                              From what I understand of mode #1, our situation does not fit that model very well. The information displayed in the grid comes from a single server call that contains a lot of information other than what is in the grid, it is retrieved long before any choice is made to display a view that includes this information in a grid, and the remote calls to update the data are not record based. This is why we are managing the remoting aspects of this separately and attempting to build the DataSource locally in the client without the reomting. Now maybe your DataSource mode #1 scenario is extensible enough to create a derivation that can handle this type of interaction, but if it is I would need to have it explained to me how to accomplish this.

                              Our app has hundreds of grids. The use cases vary significantly. We are trying to narrow down to a few patterns that can handle all of these variations so that we can write common routines for working with the grids. When we discuss changes/options for a use case I am presenting to you, I also have to keep in mind whether these changes will negatively impact other use cases in our app that are using the same classes and already working for us (hence my questions sometimes seem inconsistent to you). I really do not want to take the time to explain all of the variations in our application and I don't believe that this should be necessary in order to make progress here.
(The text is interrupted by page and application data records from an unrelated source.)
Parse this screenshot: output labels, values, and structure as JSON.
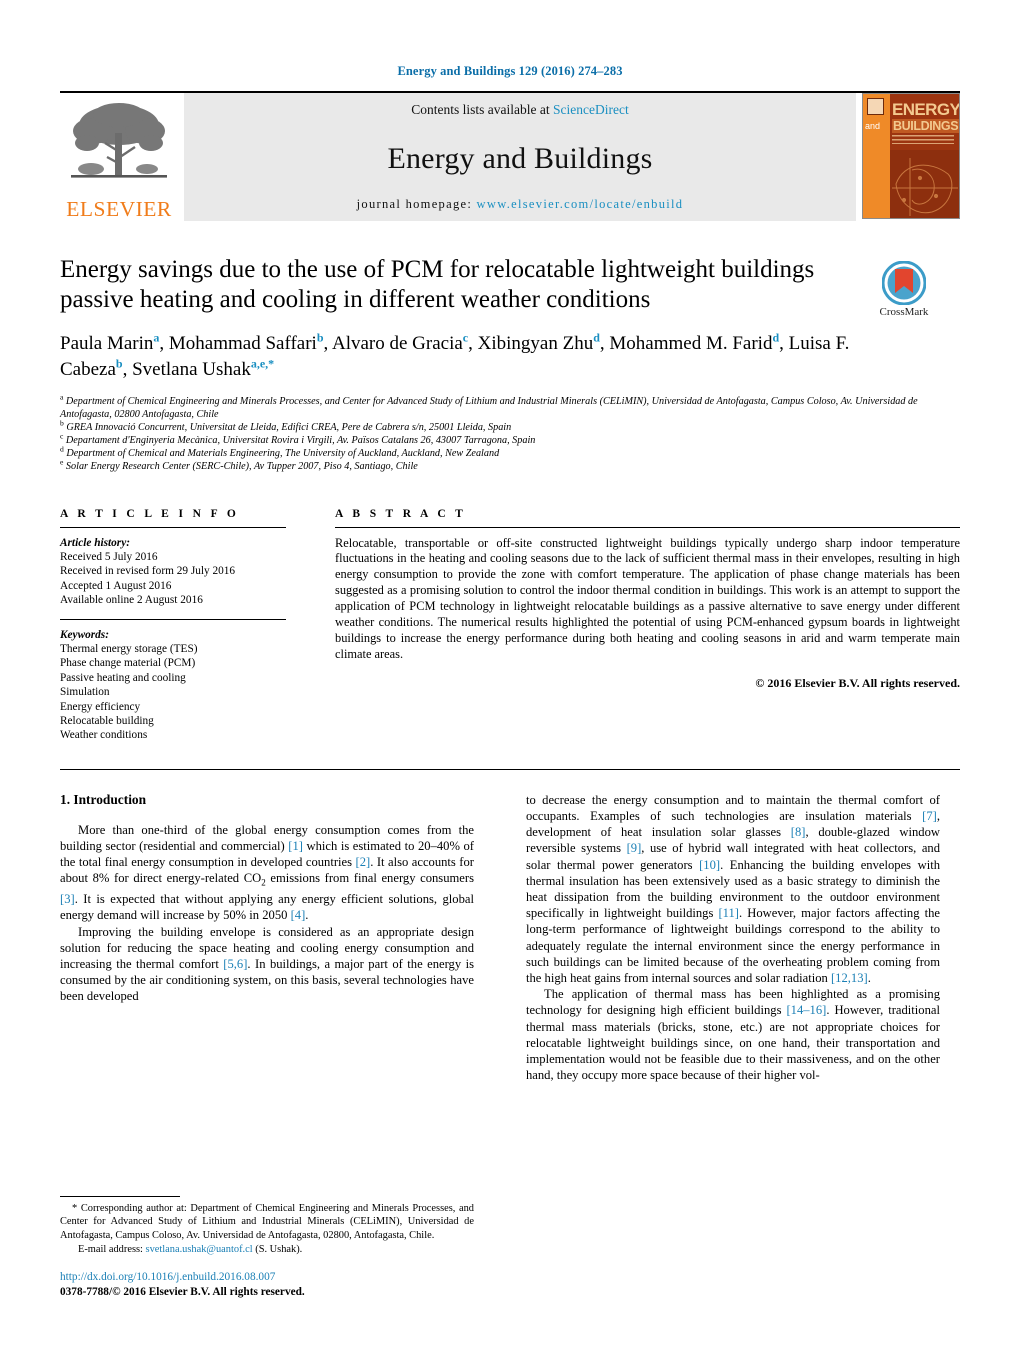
{
  "running_head": "Energy and Buildings 129 (2016) 274–283",
  "masthead": {
    "publisher_name": "ELSEVIER",
    "contents_prefix": "Contents lists available at ",
    "contents_link": "ScienceDirect",
    "journal_title": "Energy and Buildings",
    "homepage_prefix": "journal homepage: ",
    "homepage_url": "www.elsevier.com/locate/enbuild",
    "cover": {
      "line_and": "and",
      "line_energy": "ENERGY",
      "line_buildings": "BUILDINGS"
    }
  },
  "article": {
    "title": "Energy savings due to the use of PCM for relocatable lightweight buildings passive heating and cooling in different weather conditions",
    "crossmark_label": "CrossMark",
    "authors_line_1": "Paula Marin",
    "authors": [
      {
        "name": "Paula Marin",
        "sup": "a",
        "sep": ", "
      },
      {
        "name": "Mohammad Saffari",
        "sup": "b",
        "sep": ", "
      },
      {
        "name": "Alvaro de Gracia",
        "sup": "c",
        "sep": ", "
      },
      {
        "name": "Xibingyan Zhu",
        "sup": "d",
        "sep": ", "
      },
      {
        "name": "Mohammed M. Farid",
        "sup": "d",
        "sep": ", "
      },
      {
        "name": "Luisa F. Cabeza",
        "sup": "b",
        "sep": ", "
      },
      {
        "name": "Svetlana Ushak",
        "sup": "a,e,*",
        "sep": ""
      }
    ],
    "affiliations": [
      {
        "key": "a",
        "text": "Department of Chemical Engineering and Minerals Processes, and Center for Advanced Study of Lithium and Industrial Minerals (CELiMIN), Universidad de Antofagasta, Campus Coloso, Av. Universidad de Antofagasta, 02800 Antofagasta, Chile"
      },
      {
        "key": "b",
        "text": "GREA Innovació Concurrent, Universitat de Lleida, Edifici CREA, Pere de Cabrera s/n, 25001 Lleida, Spain"
      },
      {
        "key": "c",
        "text": "Departament d'Enginyeria Mecànica, Universitat Rovira i Virgili, Av. Països Catalans 26, 43007 Tarragona, Spain"
      },
      {
        "key": "d",
        "text": "Department of Chemical and Materials Engineering, The University of Auckland, Auckland, New Zealand"
      },
      {
        "key": "e",
        "text": "Solar Energy Research Center (SERC-Chile), Av Tupper 2007, Piso 4, Santiago, Chile"
      }
    ]
  },
  "article_info": {
    "heading": "A R T I C L E    I N F O",
    "history_label": "Article history:",
    "history": [
      "Received 5 July 2016",
      "Received in revised form 29 July 2016",
      "Accepted 1 August 2016",
      "Available online 2 August 2016"
    ],
    "keywords_label": "Keywords:",
    "keywords": [
      "Thermal energy storage (TES)",
      "Phase change material (PCM)",
      "Passive heating and cooling",
      "Simulation",
      "Energy efficiency",
      "Relocatable building",
      "Weather conditions"
    ]
  },
  "abstract": {
    "heading": "A B S T R A C T",
    "text": "Relocatable, transportable or off-site constructed lightweight buildings typically undergo sharp indoor temperature fluctuations in the heating and cooling seasons due to the lack of sufficient thermal mass in their envelopes, resulting in high energy consumption to provide the zone with comfort temperature. The application of phase change materials has been suggested as a promising solution to control the indoor thermal condition in buildings. This work is an attempt to support the application of PCM technology in lightweight relocatable buildings as a passive alternative to save energy under different weather conditions. The numerical results highlighted the potential of using PCM-enhanced gypsum boards in lightweight buildings to increase the energy performance during both heating and cooling seasons in arid and warm temperate main climate areas.",
    "copyright": "© 2016 Elsevier B.V. All rights reserved."
  },
  "body": {
    "section_heading": "1.  Introduction",
    "left_paragraphs": [
      "More than one-third of the global energy consumption comes from the building sector (residential and commercial) [1] which is estimated to 20–40% of the total final energy consumption in developed countries [2]. It also accounts for about 8% for direct energy-related CO2 emissions from final energy consumers [3]. It is expected that without applying any energy efficient solutions, global energy demand will increase by 50% in 2050 [4].",
      "Improving the building envelope is considered as an appropriate design solution for reducing the space heating and cooling energy consumption and increasing the thermal comfort [5,6]. In buildings, a major part of the energy is consumed by the air conditioning system, on this basis, several technologies have been developed"
    ],
    "right_paragraphs": [
      "to decrease the energy consumption and to maintain the thermal comfort of occupants. Examples of such technologies are insulation materials [7], development of heat insulation solar glasses [8], double-glazed window reversible systems [9], use of hybrid wall integrated with heat collectors, and solar thermal power generators [10]. Enhancing the building envelopes with thermal insulation has been extensively used as a basic strategy to diminish the heat dissipation from the building environment to the outdoor environment specifically in lightweight buildings [11]. However, major factors affecting the long-term performance of lightweight buildings correspond to the ability to adequately regulate the internal environment since the energy performance in such buildings can be limited because of the overheating problem coming from the high heat gains from internal sources and solar radiation [12,13].",
      "The application of thermal mass has been highlighted as a promising technology for designing high efficient buildings [14–16]. However, traditional thermal mass materials (bricks, stone, etc.) are not appropriate choices for relocatable lightweight buildings since, on one hand, their transportation and implementation would not be feasible due to their massiveness, and on the other hand, they occupy more space because of their higher vol-"
    ]
  },
  "footer": {
    "corresponding_note": "* Corresponding author at: Department of Chemical Engineering and Minerals Processes, and Center for Advanced Study of Lithium and Industrial Minerals (CELiMIN), Universidad de Antofagasta, Campus Coloso, Av. Universidad de Antofagasta, 02800, Antofagasta, Chile.",
    "email_label": "E-mail address:",
    "email": "svetlana.ushak@uantof.cl",
    "email_owner": "(S. Ushak).",
    "doi": "http://dx.doi.org/10.1016/j.enbuild.2016.08.007",
    "issn_line": "0378-7788/© 2016 Elsevier B.V. All rights reserved."
  },
  "colors": {
    "link": "#1a7fb5",
    "header_blue": "#0b6ea8",
    "elsevier_orange": "#f07c1a"
  }
}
Our app is not limited to a single grid with two modes. That would be an extreme oversimplification.

                              I believe that you are incorrect that changing the binding approach can't simplify the problem. Since the browser environment is inherently single threaded. If I want to check if a record already exists and if not add it (and if so update it), and I use mode #2, then I can safely find/test/add without concern for an event being handled in the middle of this and finding, testing, and deciding to do and add of the same record because the first add was still in progress when the event got handled (because supposedly in mode #2 the add is synchronous). Because of this, no additional synchronization code is necessary. If I use mode #1, I cannot safely find/test/add because while the add is in progress an event can get handled and do the find/test as well and also think it needs to add and end up with two or more add and get duplicate key errors (because in mode #1 the add is asynchronous). So, in this case I have to add additional synchronization and queuing of events that must be delayed until some later time to be processed. Therefore, mode #2 is less complex because of the change in the data binding approach.

                              Finally, even if the example you pointed me to had still used ListGrid.setData(), that would not have been relevant to my use case. As I explained earlier, the DataSource in that case is managed by a background service and is initialized at a point in time when no grid exists. It does not have a ListGrid object to use when initializing the content of the DataSource. That is why the code uses setCacheData (which does not support a RecordList as a parameter type).

                              Now, can we stop focusing on why I have use cases for mode #2 and get back to the actual issues I am running into using this mode? When in mode #2, an update does not take sort or groupBy into account, and it does not seem to pay attention to filter criteria at all. Mode #1 handles all of these cases. It appears that there are three possibilities:

                              1. Mode #2 is not expected to support these behaviors,
                              2. I am doing something wrong in my code that is interfering, or
                              3. There are defects in the SmartGWT code that are interfering.

                              I just need to know which of these is true, and if it is #3, I would appreciate a fix.